Had you been around in October 1789, would you have been one of the 7000 women marching on the Chateau de Versailles to demand Louis XVI address the issue of poverty in his nation, or one of the 3000 or so well-powdered, high-powered aristocrats, courtesans and ministers swanning around amongst the gilded furnishings inside with the Bourbon king, his notorious queen, Marie-Antoinette, their family and servants?
The ostentatious trappings of the grand chateau must have infuriated the French revolutionaries. As a symbol of the French monarchy’s power and wealth, they dazzled then as they do now.
As the gallery’s director, Gerard Vaughan, puts it, “If ever unbridled power can be expressed through unbridled opulence, this is it.”
Dr Vaughn said at an event yesterday to reveal details of the upcoming exhibition that he was “delighted to bring the grandeur of the culture of Versailles exclusively to Canberra and to make it possible for all Australians to access and appreciate the social, political and cultural aspects of this unique phenomenon”.
He, like Chief Minister Andrew Barr who spoke later, offered sympathy to France in light of the tragic attack in Nice on Bastille Day. The French Ambassador, Christophe Lecourtier, arrived at yesterday’s announcement at the Gallery fresh from hosting a memorial event at the French Embassy. He said that recent events highlighted the fact that it was sometimes more positive to look at the past than the present.
“… Some of our values that were probably forged not in Versailles, but around Versailles during the 18th century, are still the ones we need to really stick to to be able to build a better century,” he said.
Versailles is undergoing a major restoration program, which is why the objects can travel to Australia during the palace’s tourism off-season.
The exhibition in Canberra will celebrate the lives, loves and passions of the people of Versailles through a program of activities including music performances, children’s programs and public events.
Among the other objects that will spend the summer here are a marble bust of Louise XIV, a gilded table that belonged to Louis XV’s eldest son, a formal portrait of Marie-Antoinette as well as her hand-crafted chair and harp, a six-metre tapestry produced for Louise XIV and a 1.5 tonne statue, ‘Latona and her children’, from one the main fountains at Versailles.
While in previous years the National Gallery has offered timed entry only for blockbusters, tickets for this exhibition will be valid all day for the selected date.

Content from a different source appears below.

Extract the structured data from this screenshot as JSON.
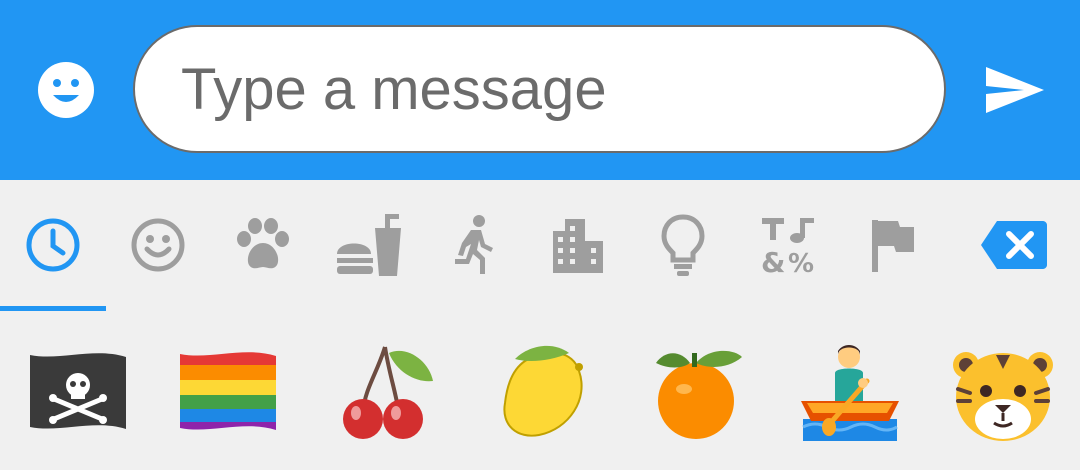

They are already on sale via Ticketek (online or by phone on 132 849 or 1300 795 012) and over the counter at the Gallery.
The exhibition will be open from 10am to 5pm from December 9 this year till April 17, 2017 (closed Christmas Day), Gift vouchers are also available, as are premium tickets for viewing with limited groups between 9am and 10am (joining the main hordes thereafter) on weekends.
LES FAITS ET LES CHIFFRES
- Versailles was the French monarchy’s principal residence and France’s centre of government from 1682 to 1789.
- It was created when the Sun King, Louis XIV (1643-1715), announced his intention in 1678 to set up court outside Paris and chose Louis XIII’s hunting lodge, 20km from the centre of Paris, as the site for an opulent palace.
- Its chief architect was Louis Le Vau (1612-1670).
- Louis XIV chose the sun, and sun-god Apollo, god of peace and the arts, as his emblem. The Sun King motif is stamped all over Versailles.
- The palace is capable of housing up to 20,000 people in its 700 rooms. It has more than 2000 windows, 1250 chimneys and 67 staircases.
- The gardens took 40 years to complete.
- The garden architect was Andre Le Notre (1613-1700).
- Louis XIV was Europe’s longest serving monarch and was succeeded by his great-grandson, Louis XV (1715-1774), who was known for his love of science.
- Louis XV commissioned the Petit Trianon to house his mistress, Madame de Pompadour.
- Louis XVI succeeded his grandfather in 1774, inheriting a deteriorating kingdom, rumbling with the beginnings of the French Revolution.
- Louis XVI’s infamous Austrian wife, Marie-Antoinette, became known as Madame Déficit because the country’s financial crisis was blamed on her lavish spending and opposition to social and financial reform
- Louis XVI and Marie-Antoinette moved to Paris in October 1789 and were guillotined in 1793.
- While predominantly a tourist attraction today, the palace still serves as the venue for occasional joint sittings of the French parliament, and the country’s National Assembly president has an offical apartment there.
Pictured from top – Tapestry: Manufacture des Gobelins, after Charles Le Brun. The audience with Cardinal Chigi, 28 July 1664 from the series Life of the King. Wool, silk and gold thread; Latona Fountain, Palace of Versailles; John Henry Naderman. Marie-Antoinette’s harp 1775. Gilded and painted wood, metal, bronze, pearl and glass beads; Francois-Hubert Drouais. The Sourches family 1756. Oil on canvas; after Louise Elisabeth Vigee Le Brun. Queen Marie Antoinette 1783. Oil on canvas; Jean Varin. Bust of Louis XIV 1665-6. Marble.